April 25, 2006

Birding on Sea

Did you know that almost one-third of all species of birds on this earth spend the majority of their lives at sea and only come back to land to breed? It boggles the mind that so many birds are more at home roaming the open ocean than they are on solid ground.

Now you might wonder what kinds of birds are you likely to find so far from land?

Sooty Shearwater

Sooty Shearwater
courtesy of Don Robertson

The sooty shearwater is an elegant, long winged bird that spends most of its life carving a huge circle eight across the northern and southern Pacific Ocean. In North America's springtime, over half a million sooty shearwaters can be found off the Monterey Bay coast feeding on the bounty of the sea. And during the southern hemisphere's spring, these same intrepid travelers can be found off the shores of New Zealand where they are also known as the muttonbird.

To see a shearwater, one must leave land and go to where the birds are. For those of us in the Monterey Bay, this is much easier than it would otherwise be. For in Monterey, you can find pelagic birding trips that can transport you to a place you can find shearwaters, humpback whales, and Pacific White-sided dolphins because of the Monterey Submarine Canyon which plunges to 6000 ft bisecting the Monterey Bay. To get close to the wildest creatures in the world, one only need take a journey of less than an hour. (Most other locations -- like off the Oregon coast -- require travelling out from land for several hours before reaching ocean depths where one can find the shearwaters, storm-petrals and other exotic ocean birds.)

Black-footed Albatross

Black-footed Albatross
courtesy of Don Robertson

This weekend in honor of Rollo Beck, a famous ornithologist from the last century, Pacific Grove, California sponsored a three hour pelagic trip out into the Monterey Bay. I was fortunate to join some friends on a semi-grey yet rain-free day where we found some wonderful birds we could only see venturing away from land.

Today Rollo Beck is known for his extensive journeys across the Pacific studying and collecting seabirds from the Galapagos to the Oceanas. But a century ago, Rollo Beck was perfecting his craft by rowing out in a rowboat for upto a week at a time onto the Monterey Bay. When collecting birds, he would remove the guts so he could preserve the bird for museums. And then he would eat the "surplus" from the bird. According to his biographer, Beck would come back to land heavier than he went out. Although he had a sandpit he'd use to build a fire on his rowboat, something tells me his culinary experience was nothing like this Kiwi recipe for Muttonbird.
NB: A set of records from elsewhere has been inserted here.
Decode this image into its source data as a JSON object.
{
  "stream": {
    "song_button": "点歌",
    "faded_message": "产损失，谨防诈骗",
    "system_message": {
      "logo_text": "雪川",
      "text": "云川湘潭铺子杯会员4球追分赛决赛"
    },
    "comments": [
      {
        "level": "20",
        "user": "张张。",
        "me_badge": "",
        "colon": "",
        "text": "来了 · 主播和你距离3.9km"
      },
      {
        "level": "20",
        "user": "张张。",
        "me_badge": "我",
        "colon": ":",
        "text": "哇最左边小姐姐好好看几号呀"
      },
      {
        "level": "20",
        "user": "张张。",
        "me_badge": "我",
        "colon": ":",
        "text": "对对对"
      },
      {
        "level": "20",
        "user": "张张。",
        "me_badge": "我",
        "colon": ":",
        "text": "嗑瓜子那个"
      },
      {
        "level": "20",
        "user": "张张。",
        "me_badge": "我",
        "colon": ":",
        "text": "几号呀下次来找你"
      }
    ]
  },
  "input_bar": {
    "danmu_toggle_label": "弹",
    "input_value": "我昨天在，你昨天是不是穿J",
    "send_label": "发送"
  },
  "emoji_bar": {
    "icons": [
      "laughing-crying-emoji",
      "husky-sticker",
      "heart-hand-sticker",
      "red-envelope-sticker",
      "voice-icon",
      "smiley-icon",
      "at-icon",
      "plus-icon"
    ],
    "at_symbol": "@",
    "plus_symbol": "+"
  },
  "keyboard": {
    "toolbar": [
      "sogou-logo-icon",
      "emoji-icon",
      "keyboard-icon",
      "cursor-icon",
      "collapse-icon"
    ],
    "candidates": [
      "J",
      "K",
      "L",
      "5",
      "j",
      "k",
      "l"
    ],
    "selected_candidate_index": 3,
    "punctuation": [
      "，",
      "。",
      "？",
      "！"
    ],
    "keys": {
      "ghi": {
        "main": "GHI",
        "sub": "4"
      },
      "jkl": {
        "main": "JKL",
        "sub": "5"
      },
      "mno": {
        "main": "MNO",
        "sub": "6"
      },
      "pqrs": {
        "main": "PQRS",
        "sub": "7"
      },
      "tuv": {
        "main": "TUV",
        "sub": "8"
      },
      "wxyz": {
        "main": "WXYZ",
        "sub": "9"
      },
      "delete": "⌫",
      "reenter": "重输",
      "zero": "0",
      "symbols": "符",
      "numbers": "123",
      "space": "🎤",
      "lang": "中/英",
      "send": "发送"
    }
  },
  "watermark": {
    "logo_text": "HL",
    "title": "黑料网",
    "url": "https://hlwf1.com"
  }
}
What a debt we more ordinary humans owe these eccentric, obsessed and yet totally fascinating scientists who built the foundation of knowledge we have today. And how wonderful it is to go out on a boat armed only with binoculars and water resistant gear knowing that land is just a few hours, not days and not weeks, away. And, oh -- what a thrill to see the Black-footed Albatrosses come almost within touching distance, and the humpback whales breaching within 15 feet of the boat, and the Pacific White-sided Dolphins bow-riding off the front of the boat.

Posted by Mary at April 25, 2006 07:47 AM | Environment | Technorati links |

I'll drop in an endorsement for Monterey Seabirds (http://www.montereyseabirds.com/), having taken a very enjoyable pelagic trip with them last August. Take a long lens, though, if you want to take photographs; my 10x Canon S1 IS PowerShot, great on land, just didn't cut it. The only decent shot I got was of a Townsend's Warbler (!), a dropout which landed on our boat (and on the knee of the guy next to me!) miles out to sea.

Posted by: Eli Stephens at April 25, 2006 04:12 PM

HI Natasha

I read a few articles of yours on Gather and wa scompelled to see your profile. There i found your Blog and that you have studeid Environmental Sciences i am also a student of the subject. This article Birding on the sea is very interesting i ll sugest you to post it on Gather in my Group Enviroinmnetalists.


Posted by: Wajid ali at April 26, 2006 08:03 PM